First Doctoral Program in African American Studies to Celebrate 25th year
October 17th Conference at Temple University celebrates the achievements of the field of African American Studies
PHILADELPHIA. Temple University’s Department of African American Studies will celebrate its 25th anniversary of offering the doctorate degree with a conference of outstanding alumni in October and a yearlong intellectual conversation in the discipline with numerous national and international scholars. The theme of the conference is “Africana Studies: Inspiring Excellence.” The conference features some of Temple’s most gifted alumni in the discipline of African American Studies.
“Temple’s Ph.D. program in African American Studies has produced more doctorates in the field than the twelve other programs combined,” said Professor Molefi Kete Asante, who founded the doctoral program in l987. Asante was appointed the new chair of the department in July, 2013.
Ten years after Temple’s PhD program was established the University of Massachusetts at Amherst created its doctoral program becoming the second university program to start a PhD in African American Studies. There are now thirteen programs with the University of Louisville being the last to announce the creation of a doctoral degree in African American Studies.

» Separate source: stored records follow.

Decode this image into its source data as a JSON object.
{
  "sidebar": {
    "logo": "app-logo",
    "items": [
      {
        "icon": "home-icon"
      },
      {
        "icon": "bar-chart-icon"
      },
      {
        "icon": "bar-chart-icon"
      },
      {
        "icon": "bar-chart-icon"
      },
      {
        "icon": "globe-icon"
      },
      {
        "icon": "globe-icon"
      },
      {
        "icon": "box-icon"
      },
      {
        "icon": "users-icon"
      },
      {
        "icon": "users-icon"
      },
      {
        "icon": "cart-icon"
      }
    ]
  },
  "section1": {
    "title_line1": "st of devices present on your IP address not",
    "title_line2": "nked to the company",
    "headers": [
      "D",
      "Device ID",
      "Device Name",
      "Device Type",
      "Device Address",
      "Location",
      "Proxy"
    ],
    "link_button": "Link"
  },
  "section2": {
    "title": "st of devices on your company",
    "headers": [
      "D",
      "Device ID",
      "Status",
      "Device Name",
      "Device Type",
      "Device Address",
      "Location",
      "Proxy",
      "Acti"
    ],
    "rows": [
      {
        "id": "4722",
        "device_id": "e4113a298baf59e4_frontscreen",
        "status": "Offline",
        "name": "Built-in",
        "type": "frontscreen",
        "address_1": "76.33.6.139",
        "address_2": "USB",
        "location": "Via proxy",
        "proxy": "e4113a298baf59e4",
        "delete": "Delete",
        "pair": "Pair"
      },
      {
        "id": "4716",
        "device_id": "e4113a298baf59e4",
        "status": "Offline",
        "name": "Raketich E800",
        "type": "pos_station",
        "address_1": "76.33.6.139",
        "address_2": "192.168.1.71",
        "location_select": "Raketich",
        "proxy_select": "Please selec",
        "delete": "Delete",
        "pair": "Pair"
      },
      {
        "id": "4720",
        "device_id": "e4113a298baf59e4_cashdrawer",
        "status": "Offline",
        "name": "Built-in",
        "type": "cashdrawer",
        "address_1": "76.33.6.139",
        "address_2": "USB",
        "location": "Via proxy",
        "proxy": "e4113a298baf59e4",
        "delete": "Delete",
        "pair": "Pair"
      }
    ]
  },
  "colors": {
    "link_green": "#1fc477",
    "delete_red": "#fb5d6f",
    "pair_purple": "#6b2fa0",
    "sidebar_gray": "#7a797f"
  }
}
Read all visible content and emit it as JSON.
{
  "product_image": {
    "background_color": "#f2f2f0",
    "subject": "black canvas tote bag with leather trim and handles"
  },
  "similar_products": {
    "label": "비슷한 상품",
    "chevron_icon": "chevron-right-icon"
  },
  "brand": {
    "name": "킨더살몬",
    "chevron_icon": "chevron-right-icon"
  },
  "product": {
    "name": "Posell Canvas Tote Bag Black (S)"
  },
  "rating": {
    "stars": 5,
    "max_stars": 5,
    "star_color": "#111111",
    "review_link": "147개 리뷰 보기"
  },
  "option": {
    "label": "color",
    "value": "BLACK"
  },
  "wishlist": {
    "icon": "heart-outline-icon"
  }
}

The October 17th conference is designed to showcase some of the most successful scholars in African American Studies. After more than 160 doctoral graduates, Temple’s African American Studies program is the most dominant influence on the field. Whether in terms of scholars heading programs and departments or publishing scholarly books and articles Temple’s African American Studies program leads the discipline in interpreting the future of the field. Temple’s doctoral alumni in African American Studies have published more than 200 books since the creation of the program in l988. Many of Temple’s graduates such as Christel Temple of the University of Pittsburgh, Victor Okafor of Eastern Michigan University, Suzuko Morikawa of Chicago State University, Marta Moreno Vega, University of Puerto Rico, Ji Yuan, Jilin University, and James Naazir Conyers of the University of Houston have contributed to the growth of the field by writing major books on African agency, centeredness, and Afrocentric location theory.
A generation of public intellectuals, activist scholars, and reflective creators has roots in the Afrocentric philosophy pioneered by the Temple program. Teaching students how to see the world through the eyes of African people and to provide perspectives on African agency are at the base of Temple’s emphasis on theoretical and practical values of African American Studies.
Asante, who is the most published contemporary African American scholar with more than 75 books and over 500 articles, claims that Temple’s doctoral program changed the nature of scholarship in the American Academy. Now that there are more doctoral programs in the field, the Temple conference and yearlong celebration seeks to bring together many of the other departments in an effort to establish a consortium of doctoral-granting programs in African American Studies.
Dr. Ama Mazama, Temple’s Graduate Chair, herself a major proponent of Afrocentric theory and the editor of the Journal of
Black Studies, said “Temple remains committed to a full analytical discourse on every aspect of the African presence trans-generationally and trans-continentally.”
The conference will honor two departments that have special relationships to the Temple program: State University of New York at Albany and the Georgia State University of Atlanta. The first university has sent the highest number of graduate students to the Temple program and the second has hired more Temple graduates than any other university. Dr. Marica Sutherland, Chair of Africana Studies at SUNY Albany, and Dr. Akinyele Umoja, Chair of Africana Studies at Georgia State University, will give remarks.
The program will start at 9 AM in Walk Auditorium in Ritter Hall with a welcome from President Neil Theobald and continue till 3:30 PM. The public is invited and the program is free.
Co-sponsored by the College of Liberal Arts, the Departments of Sociology, History, and Anthropology, and the Graduate School, for their support of this program.
For Information: 215 204 4322